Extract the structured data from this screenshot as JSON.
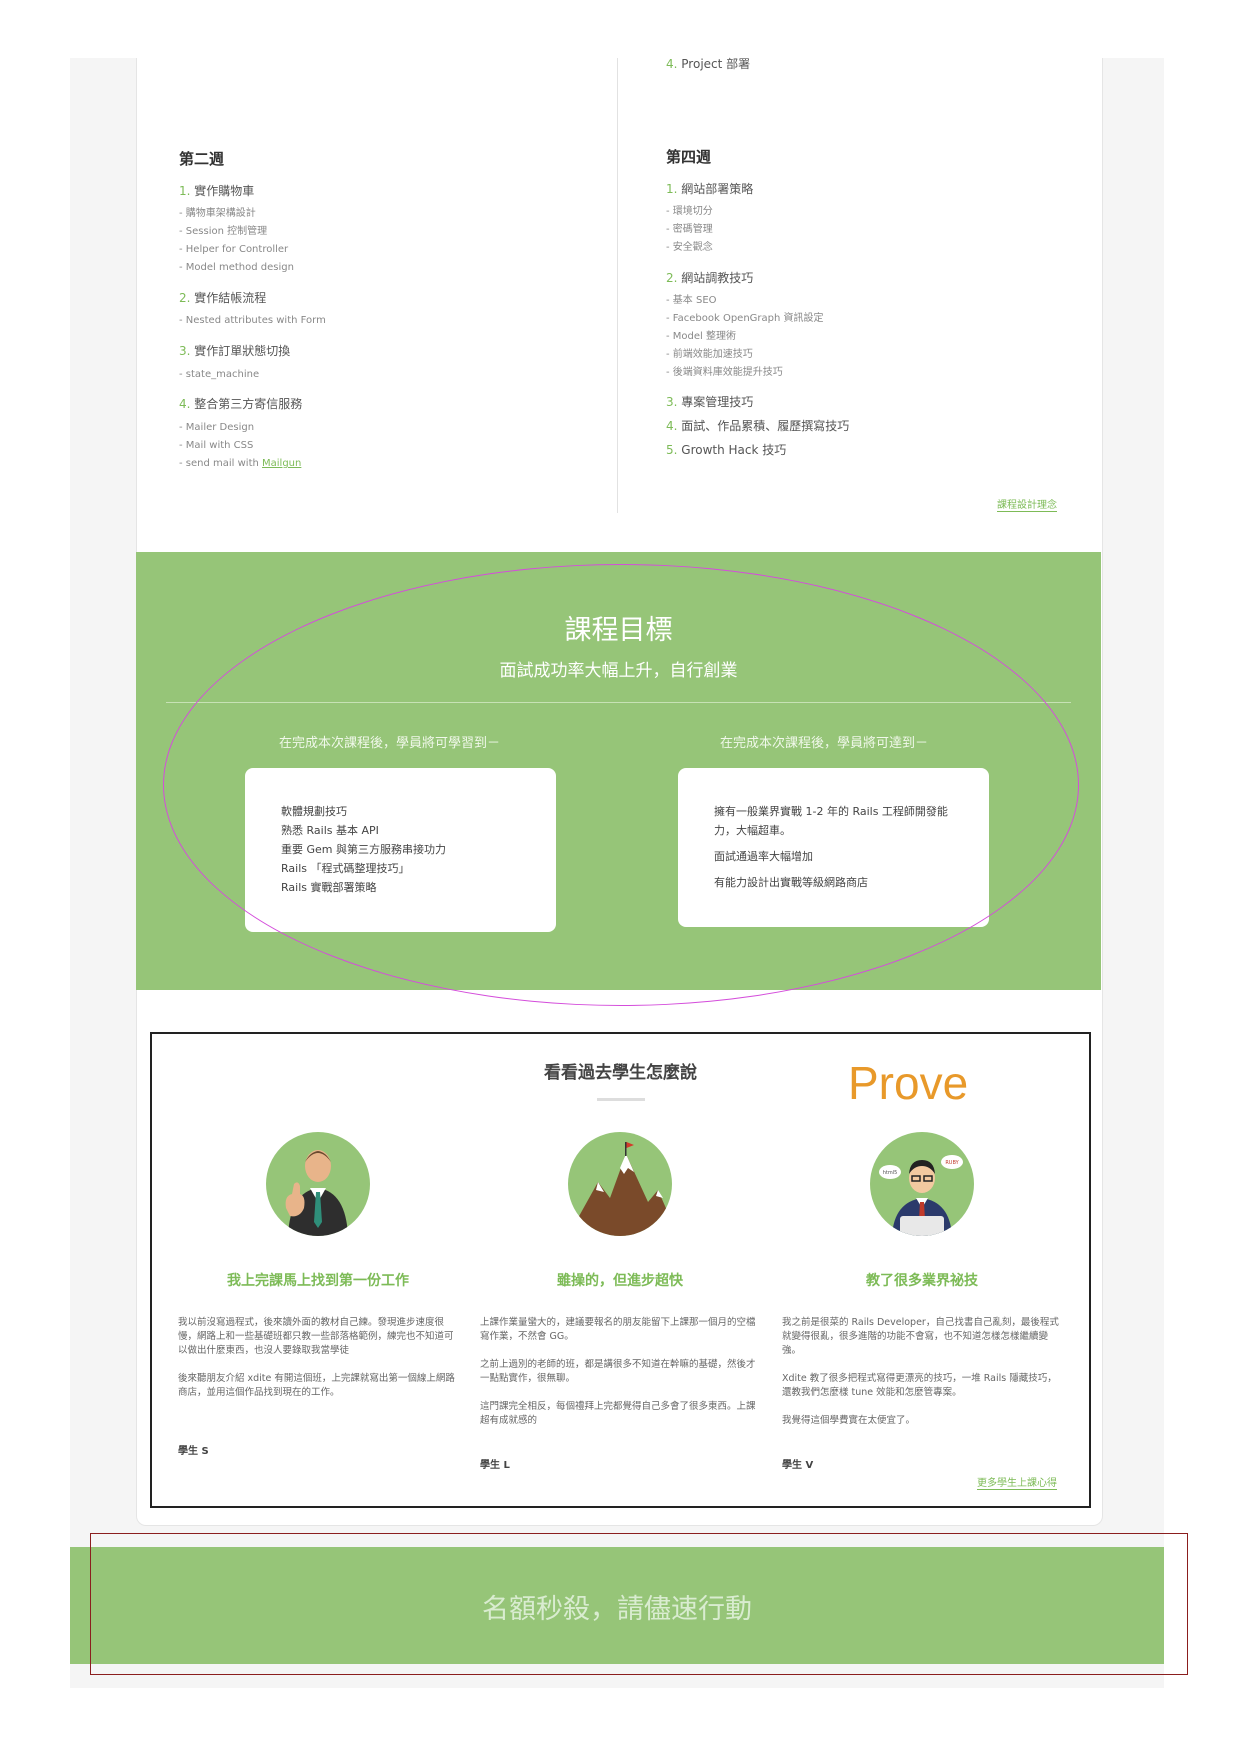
{
  "week2": {
    "title": "第二週",
    "items": [
      {
        "num": "1.",
        "label": "實作購物車",
        "subs": [
          "- 購物車架構設計",
          "- Session 控制管理",
          "- Helper for Controller",
          "- Model method design"
        ]
      },
      {
        "num": "2.",
        "label": "實作結帳流程",
        "subs": [
          "- Nested attributes with Form"
        ]
      },
      {
        "num": "3.",
        "label": "實作訂單狀態切換",
        "subs": [
          "- state_machine"
        ]
      },
      {
        "num": "4.",
        "label": "整合第三方寄信服務",
        "subs": [
          "- Mailer Design",
          "- Mail with CSS"
        ]
      }
    ],
    "last_sub_prefix": "- send mail with ",
    "last_sub_link": "Mailgun"
  },
  "week3_tail": {
    "num": "4.",
    "label": "Project 部署"
  },
  "week4": {
    "title": "第四週",
    "items": [
      {
        "num": "1.",
        "label": "網站部署策略",
        "subs": [
          "- 環境切分",
          "- 密碼管理",
          "- 安全觀念"
        ]
      },
      {
        "num": "2.",
        "label": "網站調教技巧",
        "subs": [
          "- 基本 SEO",
          "- Facebook OpenGraph 資訊設定",
          "- Model 整理術",
          "- 前端效能加速技巧",
          "- 後端資料庫效能提升技巧"
        ]
      },
      {
        "num": "3.",
        "label": "專案管理技巧"
      },
      {
        "num": "4.",
        "label": "面試、作品累積、履歷撰寫技巧"
      },
      {
        "num": "5.",
        "label": "Growth Hack 技巧"
      }
    ]
  },
  "course_design_link": "課程設計理念",
  "goal": {
    "title": "課程目標",
    "subtitle": "面試成功率大幅上升，自行創業",
    "left_head": "在完成本次課程後，學員將可學習到－",
    "right_head": "在完成本次課程後，學員將可達到－",
    "left_items": [
      "軟體規劃技巧",
      "熟悉 Rails 基本 API",
      "重要 Gem 與第三方服務串接功力",
      "Rails 「程式碼整理技巧」",
      "Rails 實戰部署策略"
    ],
    "right_items": [
      "擁有一般業界實戰 1-2 年的 Rails 工程師開發能力，大幅超車。",
      "面試通過率大幅增加",
      "有能力設計出實戰等級網路商店"
    ]
  },
  "testimonials": {
    "title": "看看過去學生怎麼說",
    "annotation": "Prove",
    "items": [
      {
        "heading": "我上完課馬上找到第一份工作",
        "paragraphs": [
          "我以前沒寫過程式，後來讀外面的教材自己練。發現進步速度很慢，網路上和一些基礎班都只教一些部落格範例，練完也不知道可以做出什麼東西，也沒人要錄取我當學徒",
          "後來聽朋友介紹 xdite 有開這個班，上完課就寫出第一個線上網路商店，並用這個作品找到現在的工作。"
        ],
        "name": "學生 S"
      },
      {
        "heading": "雖操的，但進步超快",
        "paragraphs": [
          "上課作業量蠻大的，建議要報名的朋友能留下上課那一個月的空檔寫作業，不然會 GG。",
          "之前上過別的老師的班，都是講很多不知道在幹嘛的基礎，然後才一點點實作，很無聊。",
          "這門課完全相反，每個禮拜上完都覺得自己多會了很多東西。上課超有成就感的"
        ],
        "name": "學生 L"
      },
      {
        "heading": "教了很多業界祕技",
        "paragraphs": [
          "我之前是很菜的 Rails Developer，自己找書自己亂刻，最後程式就變得很亂，很多進階的功能不會寫，也不知道怎樣怎樣繼續變強。",
          "Xdite 教了很多把程式寫得更漂亮的技巧，一堆 Rails 隱藏技巧，還教我們怎麼樣 tune 效能和怎麼管專案。",
          "我覺得這個學費實在太便宜了。"
        ],
        "name": "學生 V"
      }
    ],
    "more_link": "更多學生上課心得"
  },
  "banner": {
    "text": "名額秒殺，請儘速行動"
  },
  "colors": {
    "green": "#96c578",
    "accent_green": "#7dbb57",
    "annotation_orange": "#e8992a",
    "ellipse_magenta": "#d44ddb",
    "rect_red": "#8b1e1e"
  }
}
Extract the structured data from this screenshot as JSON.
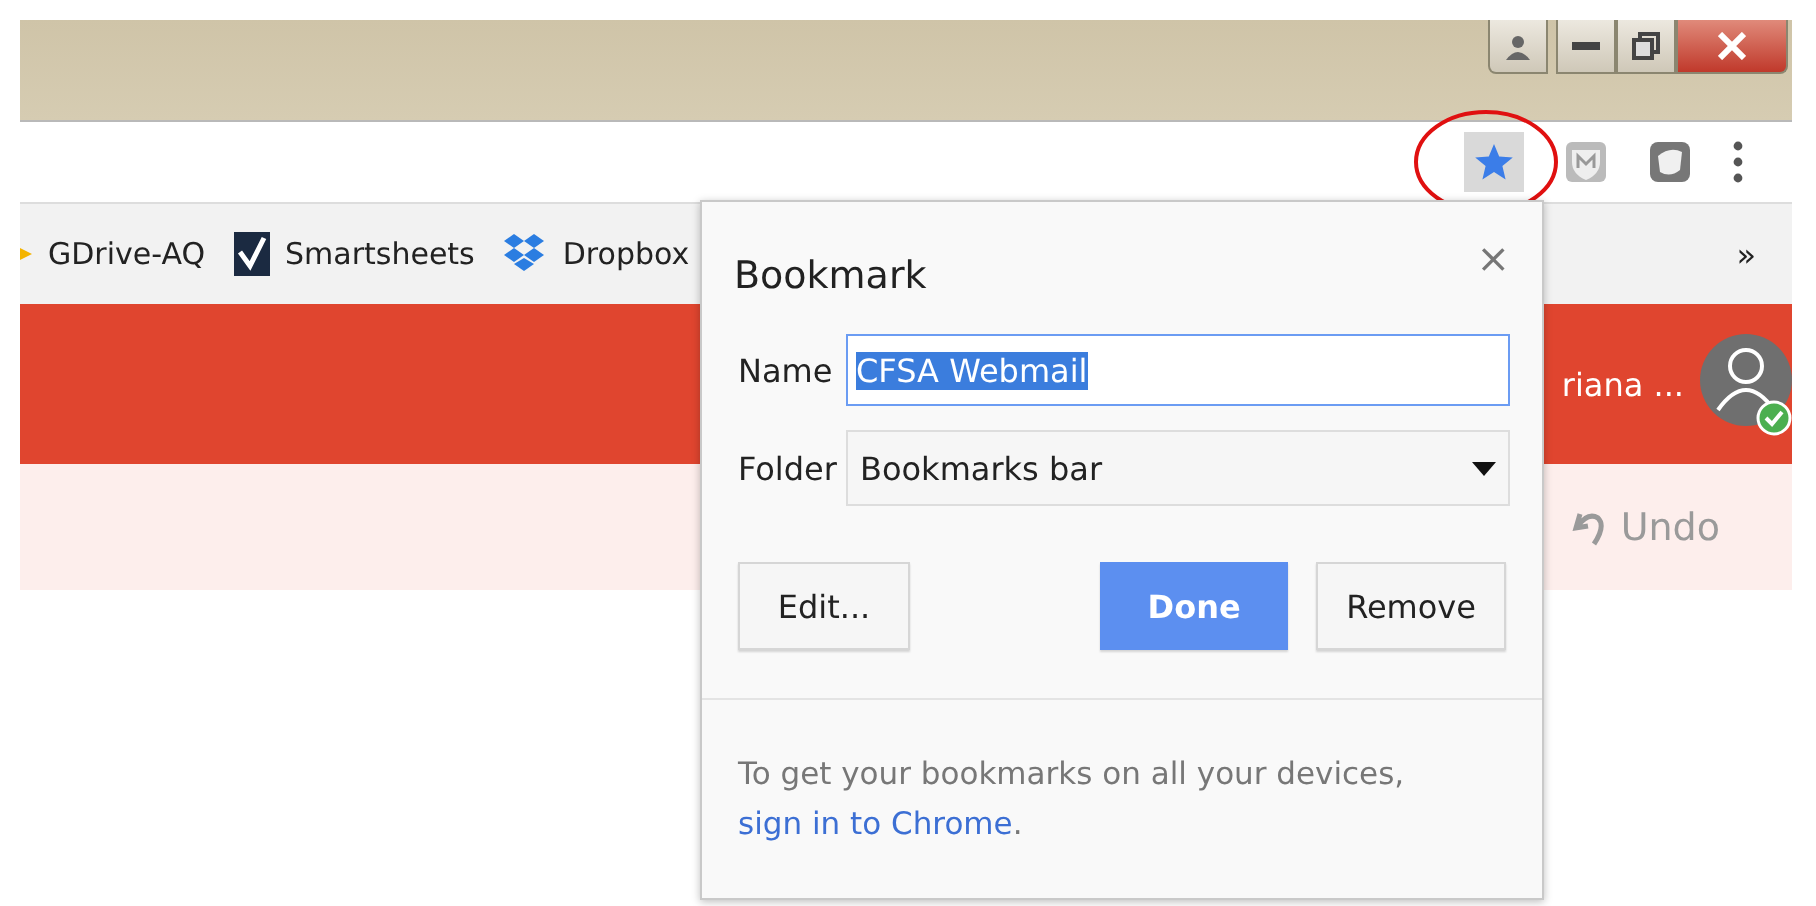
{
  "bookmarks_bar": {
    "items": [
      {
        "label": "GDrive-AQ",
        "kind": "drive"
      },
      {
        "label": "Smartsheets",
        "kind": "check"
      },
      {
        "label": "Dropbox",
        "kind": "box"
      }
    ],
    "overflow": "»"
  },
  "header": {
    "user_name": "riana ..."
  },
  "notice": {
    "undo": "Undo"
  },
  "dialog": {
    "title": "Bookmark",
    "close": "×",
    "name": {
      "label": "Name",
      "value": "CFSA Webmail",
      "text_selected": true
    },
    "folder": {
      "label": "Folder",
      "value": "Bookmarks bar"
    },
    "buttons": [
      {
        "label": "Edit...",
        "primary": false
      },
      {
        "label": "Done",
        "primary": true
      },
      {
        "label": "Remove",
        "primary": false
      }
    ],
    "footer": {
      "text": "To get your bookmarks on all your devices,",
      "link": "sign in to Chrome",
      "after_link": "."
    }
  }
}
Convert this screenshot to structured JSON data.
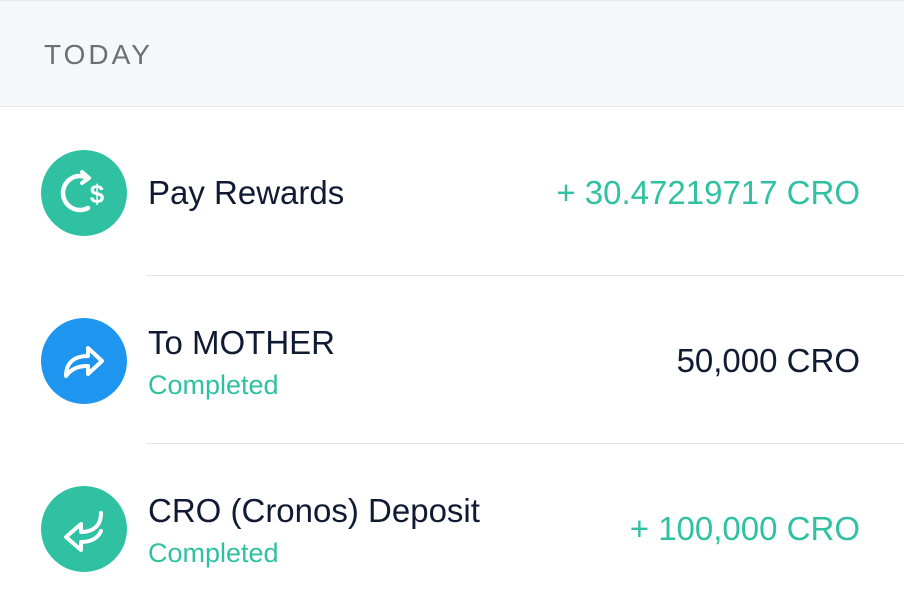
{
  "section": {
    "label": "TODAY"
  },
  "colors": {
    "accent_green": "#2fc1a1",
    "accent_blue": "#1e96f0",
    "text_dark": "#101a33",
    "header_bg": "#f6f7f9"
  },
  "transactions": [
    {
      "icon": "cashback-dollar-icon",
      "title": "Pay Rewards",
      "status": "",
      "amount": "+ 30.47219717 CRO",
      "amount_color": "green"
    },
    {
      "icon": "send-arrow-icon",
      "title": "To MOTHER",
      "status": "Completed",
      "amount": "50,000 CRO",
      "amount_color": "dark"
    },
    {
      "icon": "deposit-arrow-icon",
      "title": "CRO (Cronos) Deposit",
      "status": "Completed",
      "amount": "+ 100,000 CRO",
      "amount_color": "green"
    }
  ]
}
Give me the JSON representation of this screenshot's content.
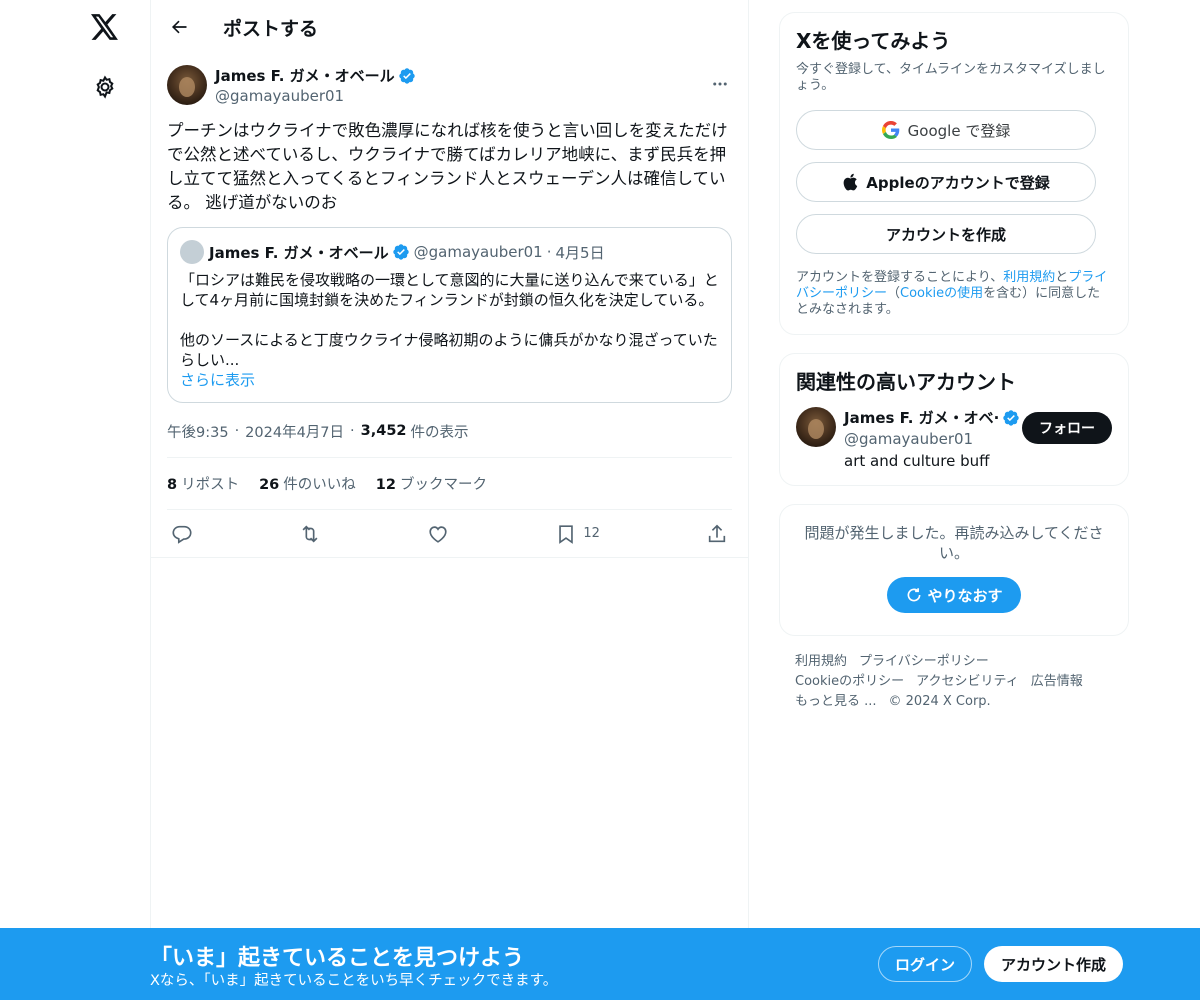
{
  "header": {
    "title": "ポストする"
  },
  "post": {
    "author_name": "James F. ガメ・オベール",
    "author_handle": "@gamayauber01",
    "text": "プーチンはウクライナで敗色濃厚になれば核を使うと言い回しを変えただけで公然と述べているし、ウクライナで勝てばカレリア地峡に、まず民兵を押し立てて猛然と入ってくるとフィンランド人とスウェーデン人は確信している。 逃げ道がないのお",
    "quote": {
      "author_name": "James F. ガメ・オベール",
      "author_handle": "@gamayauber01",
      "dot": "·",
      "date": "4月5日",
      "text": "「ロシアは難民を侵攻戦略の一環として意図的に大量に送り込んで来ている」として4ヶ月前に国境封鎖を決めたフィンランドが封鎖の恒久化を決定している。\n\n他のソースによると丁度ウクライナ侵略初期のように傭兵がかなり混ざっていたらしい...",
      "show_more": "さらに表示"
    },
    "time": "午後9:35",
    "date": "2024年4月7日",
    "views_count": "3,452",
    "views_label": "件の表示",
    "sep": "·",
    "stats": {
      "reposts_count": "8",
      "reposts_label": "リポスト",
      "likes_count": "26",
      "likes_label": "件のいいね",
      "bookmarks_count": "12",
      "bookmarks_label": "ブックマーク"
    },
    "actions": {
      "bookmark_count": "12"
    }
  },
  "signup_card": {
    "title": "Xを使ってみよう",
    "subtitle": "今すぐ登録して、タイムラインをカスタマイズしましょう。",
    "google_label": "Google で登録",
    "apple_label": "Appleのアカウントで登録",
    "create_label": "アカウントを作成",
    "terms_prefix": "アカウントを登録することにより、",
    "terms_link": "利用規約",
    "terms_and": "と",
    "privacy_link": "プライバシーポリシー",
    "terms_mid": "（",
    "cookie_link": "Cookieの使用",
    "terms_suffix": "を含む）に同意したとみなされます。"
  },
  "related": {
    "title": "関連性の高いアカウント",
    "name": "James F. ガメ・オベ·",
    "handle": "@gamayauber01",
    "bio": "art and culture buff",
    "follow_label": "フォロー"
  },
  "error_card": {
    "text": "問題が発生しました。再読み込みしてください。",
    "retry_label": "やりなおす"
  },
  "footer": {
    "terms": "利用規約",
    "privacy": "プライバシーポリシー",
    "cookie": "Cookieのポリシー",
    "accessibility": "アクセシビリティ",
    "ads": "広告情報",
    "more": "もっと見る ...",
    "copyright": "© 2024 X Corp."
  },
  "banner": {
    "title": "「いま」起きていることを見つけよう",
    "subtitle": "Xなら、「いま」起きていることをいち早くチェックできます。",
    "login_label": "ログイン",
    "signup_label": "アカウント作成"
  },
  "colors": {
    "accent": "#1d9bf0",
    "text": "#0f1419",
    "muted": "#536471"
  }
}
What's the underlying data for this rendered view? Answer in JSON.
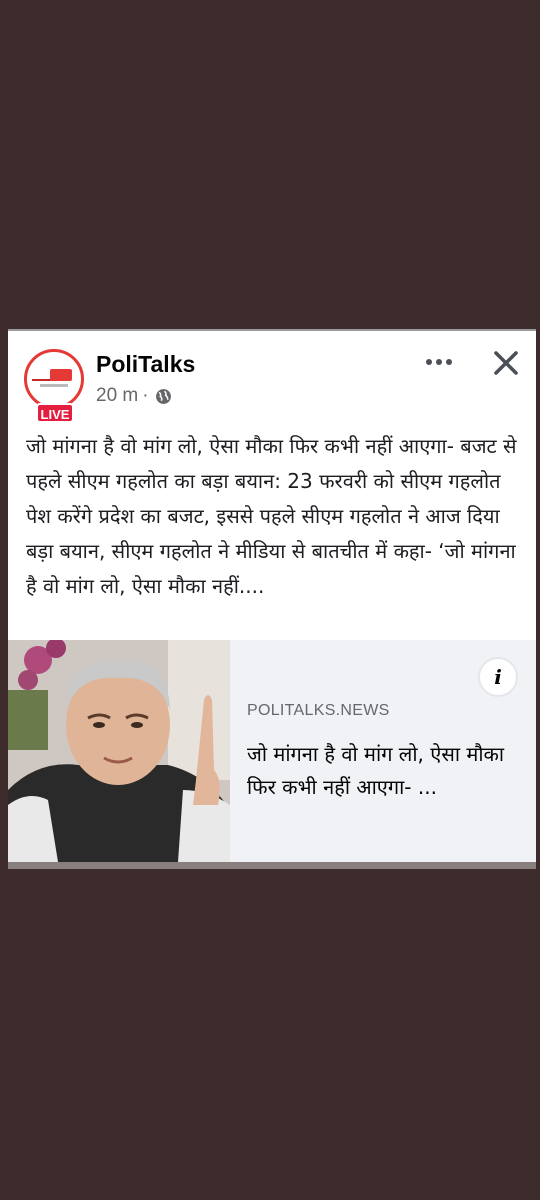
{
  "post": {
    "page_name": "PoliTalks",
    "time": "20 m",
    "separator": "·",
    "live_label": "LIVE",
    "privacy_icon": "globe-icon",
    "text": "जो मांगना है वो मांग लो, ऐसा मौका फिर कभी नहीं आएगा- बजट से पहले सीएम गहलोत का बड़ा बयान: 23 फरवरी को सीएम गहलोत पेश करेंगे प्रदेश का बजट, इससे पहले सीएम गहलोत ने आज दिया बड़ा बयान, सीएम गहलोत ने मीडिया से बातचीत में कहा- ‘जो मांगना है वो मांग लो, ऐसा मौका नहीं...."
  },
  "link_preview": {
    "domain": "POLITALKS.NEWS",
    "headline": "जो मांगना है वो मांग लो, ऐसा मौका फिर कभी नहीं आएगा- ...",
    "info_label": "i"
  },
  "colors": {
    "background": "#3e2c2c",
    "live": "#e41e3f",
    "preview_bg": "#f0f2f5"
  }
}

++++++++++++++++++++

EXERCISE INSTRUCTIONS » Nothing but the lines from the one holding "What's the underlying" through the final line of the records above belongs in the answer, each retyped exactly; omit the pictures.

RESPONSE TO THIS TASK »
What's the underlying data for this rendered view? Answer in JSON.
{
  "post": {
    "page_name": "PoliTalks",
    "time": "20 m",
    "separator": "·",
    "live_label": "LIVE",
    "privacy_icon": "globe-icon",
    "text": "जो मांगना है वो मांग लो, ऐसा मौका फिर कभी नहीं आएगा- बजट से पहले सीएम गहलोत का बड़ा बयान: 23 फरवरी को सीएम गहलोत पेश करेंगे प्रदेश का बजट, इससे पहले सीएम गहलोत ने आज दिया बड़ा बयान, सीएम गहलोत ने मीडिया से बातचीत में कहा- ‘जो मांगना है वो मांग लो, ऐसा मौका नहीं...."
  },
  "link_preview": {
    "domain": "POLITALKS.NEWS",
    "headline": "जो मांगना है वो मांग लो, ऐसा मौका फिर कभी नहीं आएगा- ...",
    "info_label": "i"
  },
  "colors": {
    "background": "#3e2c2c",
    "live": "#e41e3f",
    "preview_bg": "#f0f2f5"
  }
}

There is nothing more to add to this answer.